Visual Perspective is Theorized
The spring of the Renaissance is also closely linked to the laws of perspective. For the first time, it was codified empirically by theoretician Leon Battista Alberti in his 1435 treatise, “De Pictura.”
One of the most extraordinary reliefs is doubtlessly Donatello’s “Madonna and Child” circa 1420–1425. The relief is composed according to Brunelleschi’s rules of perspective.
Converging perspective lines in a frame seen in perspective shortcut evoke a window. The illusion of space and the optical effect of a succession of planes and distances are created thanks to the stiacciato technique. The visitor discovers by looking closer that the child’s left hand is foreshortened.
Apart from the experimental aspect of this piece’s composition, the observer will notice the bond between the mother and the child actually carved between the two, literally face to face, as well as their converging looks, forming a single whole, which all suggests the complexity of motherly love, sensual and spiritual, and also the inseparability of their destiny.
This relief gave rise to a genre in Florentine sculpture, and will be reproduced in paintings as well as reliefs.
Art for Everyone

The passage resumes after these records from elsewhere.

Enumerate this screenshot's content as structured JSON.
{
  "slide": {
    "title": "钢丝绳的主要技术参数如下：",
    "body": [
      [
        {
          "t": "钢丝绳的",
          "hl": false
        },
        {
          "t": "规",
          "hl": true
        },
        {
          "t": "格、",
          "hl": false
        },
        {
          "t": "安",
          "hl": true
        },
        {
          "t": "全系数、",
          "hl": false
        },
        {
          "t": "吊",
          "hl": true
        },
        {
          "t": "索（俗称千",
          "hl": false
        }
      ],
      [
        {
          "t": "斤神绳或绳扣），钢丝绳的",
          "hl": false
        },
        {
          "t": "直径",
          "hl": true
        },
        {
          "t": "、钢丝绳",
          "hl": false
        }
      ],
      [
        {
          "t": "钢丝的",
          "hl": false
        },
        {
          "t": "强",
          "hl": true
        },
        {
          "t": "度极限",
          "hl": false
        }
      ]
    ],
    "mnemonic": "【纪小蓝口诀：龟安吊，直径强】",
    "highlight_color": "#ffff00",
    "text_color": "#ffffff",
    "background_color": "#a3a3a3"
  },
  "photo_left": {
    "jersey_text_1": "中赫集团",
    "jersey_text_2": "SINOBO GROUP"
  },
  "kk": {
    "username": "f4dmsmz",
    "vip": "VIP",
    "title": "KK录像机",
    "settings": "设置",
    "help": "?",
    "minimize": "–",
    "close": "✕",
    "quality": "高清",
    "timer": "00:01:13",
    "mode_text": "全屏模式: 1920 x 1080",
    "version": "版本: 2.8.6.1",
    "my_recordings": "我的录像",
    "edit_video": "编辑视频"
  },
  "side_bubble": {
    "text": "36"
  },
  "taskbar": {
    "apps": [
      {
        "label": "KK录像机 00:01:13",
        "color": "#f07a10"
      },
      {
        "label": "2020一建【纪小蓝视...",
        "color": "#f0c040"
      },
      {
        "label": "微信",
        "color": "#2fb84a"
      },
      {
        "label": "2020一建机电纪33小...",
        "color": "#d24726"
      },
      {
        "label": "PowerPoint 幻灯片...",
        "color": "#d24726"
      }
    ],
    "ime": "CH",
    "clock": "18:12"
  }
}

The 15th century is also characterized by the return of terracotta, a common medium in antiquity. New techniques made it possible to reproduce great artists’ creations at a low cost.
The “Madonna and Child” relief was thus spread widely. Terracotta reliefs enhanced with polychrome and gold became as popular as marble, while being less costly. But it was Florentine sculptor Lucca della Robbia (1399/1400–1482) who covered terracotta with enamel and revolutionized this domain. The white and shiny substance brings out the divine and luminous aspect of the relief.
The last theme in the exhibition centers on the busts of new patrons of the arts who marked the transition from republican ideals to the hegemony of families. A new genre then appeared: the head-and-shoulders portrait, called the “Florentine style,” which expresses the psychology of a character.
Women’s busts evoke an idealized beauty. The magnificent Marietta Strozzi expresses a contemplative inner beauty, which is achieved through the sobriety of fine and delicate lines. The search for polished simplicity brings out the implicit: the soul.
The Springtime of the Renaissance: Sculpture and the Arts in Florence closes on Jan. 6, 2014, at the Louvre Museum in Paris.